# Modeling an Apocalypse

How we use mathematics to describe a pandemic

*This article provides general information about disease modeling. It does not include details specific to COVID-19.*

“For God and Country!” has become passée. The new battle cry is “Flatten the curve!” We math nerds are clutching our pocket protectors in anticipation. These are words we can get behind.

So, what do they mean?

The “curve” we are called to flatten is part of an epidemiological model. Such models take our best guesses about a disease and swirl these guesses together. The guesses interact with one another and evolve. We then tweak the guesses and see how our tweaks affect the big picture. We’ll look at one of these models.

**The SIR Model**

This model is as simple as it gets. Each member of the population falls into one of three categories (or *compartments*):

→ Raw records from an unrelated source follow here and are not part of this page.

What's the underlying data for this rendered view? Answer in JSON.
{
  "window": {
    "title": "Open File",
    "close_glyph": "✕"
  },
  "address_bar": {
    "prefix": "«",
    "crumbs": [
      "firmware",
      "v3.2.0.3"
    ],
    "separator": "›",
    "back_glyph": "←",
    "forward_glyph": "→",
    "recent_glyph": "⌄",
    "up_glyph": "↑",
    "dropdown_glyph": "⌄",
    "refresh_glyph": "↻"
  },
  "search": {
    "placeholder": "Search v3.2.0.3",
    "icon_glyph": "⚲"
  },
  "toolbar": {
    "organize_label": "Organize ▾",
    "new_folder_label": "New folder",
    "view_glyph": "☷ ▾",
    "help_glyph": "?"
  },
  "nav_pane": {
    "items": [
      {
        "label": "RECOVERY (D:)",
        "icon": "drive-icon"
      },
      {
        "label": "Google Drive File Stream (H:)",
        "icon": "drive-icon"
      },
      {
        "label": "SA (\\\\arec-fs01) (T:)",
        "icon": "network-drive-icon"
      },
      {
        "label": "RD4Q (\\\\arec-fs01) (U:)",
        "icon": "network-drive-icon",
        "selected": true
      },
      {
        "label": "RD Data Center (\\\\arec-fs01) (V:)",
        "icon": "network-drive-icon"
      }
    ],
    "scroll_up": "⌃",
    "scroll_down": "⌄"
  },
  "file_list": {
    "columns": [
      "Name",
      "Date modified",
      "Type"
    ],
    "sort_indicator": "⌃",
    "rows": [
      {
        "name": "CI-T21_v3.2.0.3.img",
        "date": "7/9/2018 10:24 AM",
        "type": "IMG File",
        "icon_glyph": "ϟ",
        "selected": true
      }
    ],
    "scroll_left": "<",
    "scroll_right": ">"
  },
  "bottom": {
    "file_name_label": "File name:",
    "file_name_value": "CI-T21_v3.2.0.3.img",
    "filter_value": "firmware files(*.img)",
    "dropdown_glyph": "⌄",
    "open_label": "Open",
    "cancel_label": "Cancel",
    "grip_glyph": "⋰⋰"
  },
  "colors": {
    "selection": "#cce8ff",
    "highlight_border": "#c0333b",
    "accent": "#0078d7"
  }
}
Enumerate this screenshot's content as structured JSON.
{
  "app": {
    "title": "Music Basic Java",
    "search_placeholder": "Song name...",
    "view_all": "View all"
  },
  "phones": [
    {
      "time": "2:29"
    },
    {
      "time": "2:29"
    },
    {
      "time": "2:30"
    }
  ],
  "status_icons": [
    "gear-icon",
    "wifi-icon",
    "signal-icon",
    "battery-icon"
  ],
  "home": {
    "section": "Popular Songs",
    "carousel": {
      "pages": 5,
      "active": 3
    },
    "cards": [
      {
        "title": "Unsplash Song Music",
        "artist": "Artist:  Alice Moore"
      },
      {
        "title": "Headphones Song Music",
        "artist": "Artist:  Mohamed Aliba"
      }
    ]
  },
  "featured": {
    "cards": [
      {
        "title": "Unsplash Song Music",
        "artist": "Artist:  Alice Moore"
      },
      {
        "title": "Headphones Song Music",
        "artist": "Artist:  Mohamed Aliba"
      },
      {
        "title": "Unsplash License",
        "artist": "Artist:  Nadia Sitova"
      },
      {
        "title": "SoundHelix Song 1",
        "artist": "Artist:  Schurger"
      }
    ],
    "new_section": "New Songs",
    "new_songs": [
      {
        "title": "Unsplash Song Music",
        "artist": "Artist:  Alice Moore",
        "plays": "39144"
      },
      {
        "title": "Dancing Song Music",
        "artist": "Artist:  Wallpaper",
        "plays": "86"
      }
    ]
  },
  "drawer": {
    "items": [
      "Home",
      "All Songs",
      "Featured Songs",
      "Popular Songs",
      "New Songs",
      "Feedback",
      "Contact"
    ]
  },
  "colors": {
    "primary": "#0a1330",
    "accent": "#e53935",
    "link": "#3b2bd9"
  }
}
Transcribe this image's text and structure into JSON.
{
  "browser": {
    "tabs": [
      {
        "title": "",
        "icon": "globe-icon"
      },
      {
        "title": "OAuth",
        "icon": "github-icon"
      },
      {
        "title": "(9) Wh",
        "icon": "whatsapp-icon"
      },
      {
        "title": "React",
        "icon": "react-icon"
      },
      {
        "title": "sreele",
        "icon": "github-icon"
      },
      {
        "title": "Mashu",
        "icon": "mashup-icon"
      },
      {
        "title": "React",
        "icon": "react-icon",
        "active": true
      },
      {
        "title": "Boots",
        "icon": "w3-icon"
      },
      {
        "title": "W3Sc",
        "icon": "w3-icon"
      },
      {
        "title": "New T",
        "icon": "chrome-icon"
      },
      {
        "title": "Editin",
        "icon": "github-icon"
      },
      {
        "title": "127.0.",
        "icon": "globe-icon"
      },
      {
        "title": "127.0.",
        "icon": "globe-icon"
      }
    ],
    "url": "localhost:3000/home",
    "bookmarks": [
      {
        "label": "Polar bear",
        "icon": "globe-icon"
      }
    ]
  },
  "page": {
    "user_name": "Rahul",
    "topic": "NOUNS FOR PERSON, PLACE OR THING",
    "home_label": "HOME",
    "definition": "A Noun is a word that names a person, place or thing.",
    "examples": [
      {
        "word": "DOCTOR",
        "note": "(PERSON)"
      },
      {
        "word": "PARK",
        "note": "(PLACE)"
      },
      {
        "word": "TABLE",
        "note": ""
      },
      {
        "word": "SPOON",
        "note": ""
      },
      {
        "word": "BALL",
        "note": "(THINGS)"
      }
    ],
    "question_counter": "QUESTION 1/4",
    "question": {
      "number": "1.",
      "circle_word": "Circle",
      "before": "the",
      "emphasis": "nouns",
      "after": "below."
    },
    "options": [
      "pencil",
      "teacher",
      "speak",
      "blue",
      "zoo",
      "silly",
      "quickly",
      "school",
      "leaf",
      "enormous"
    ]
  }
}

(S) — Most of the population begins in this category. Each member has potential either to join the**Susceptible***Infected*category or to ride out the situation unaffected. The size of this category can only shrink as members become infected.(I) — A few members of the population begin*Infected**Infected*. The only direction to go is to the*Removed*category. The size of this category may grow or shrink, depending on rates of infection and removal.(R) — Once an individual is no longer infected, that person joins the final category. This model doesn’t distinguish between a healthy recovery and a death. The size of this category can only grow as the disease progresses through the population.*Removal*

The SIR model assumes the disease flows in one direction: ** S → I → R**. Two educated guesses are necessary to calculate the changes in these variables over time:

*Infection Rate*(I-rate) — The*infection rate*tells us, on average, with how many individuals an infected person shares the disease. This variable is the one we are targeting when we “flatten the curve.” A rate of 1 means the disease is stable. Each person passes the disease to only one other person. Once that person recovers (or dies), they leave behind a replacement. This is like a population where the birth rate is two children per family. The population neither increases nor decreases in size. A rate greater than 1 means the disease is spreading; less than 1 means the disease has lost momentum.*Removal Rate*(R-rate) — The*removal rate*is a number between 0 and 1, which represents how quickly the infected population recovers.

The model is run as a dynamic computer simulation. The size of any one category (S, I, R) continuously updates, depending upon the other two. Three overlapping curves on a graph illustrate this interplay. The so-called curve flattening refers to the effect of reducing the number of individuals each person infects.

## Carriers

A modification to the SIR model adds the role of carriers. A carrier recovers from the disease in the sense that she is no longer symptomatic. She has the potential, however, to re-enter the infectious state. Such was the case with the infamous Typhoid Mary.

The SIR model is the most basic of compartmental disease models. Other, more complex models build on it. The next time you hear the battle cry to “Flatten the curve,” you’ll have an idea what that looks like. At least from a mathematical perspective.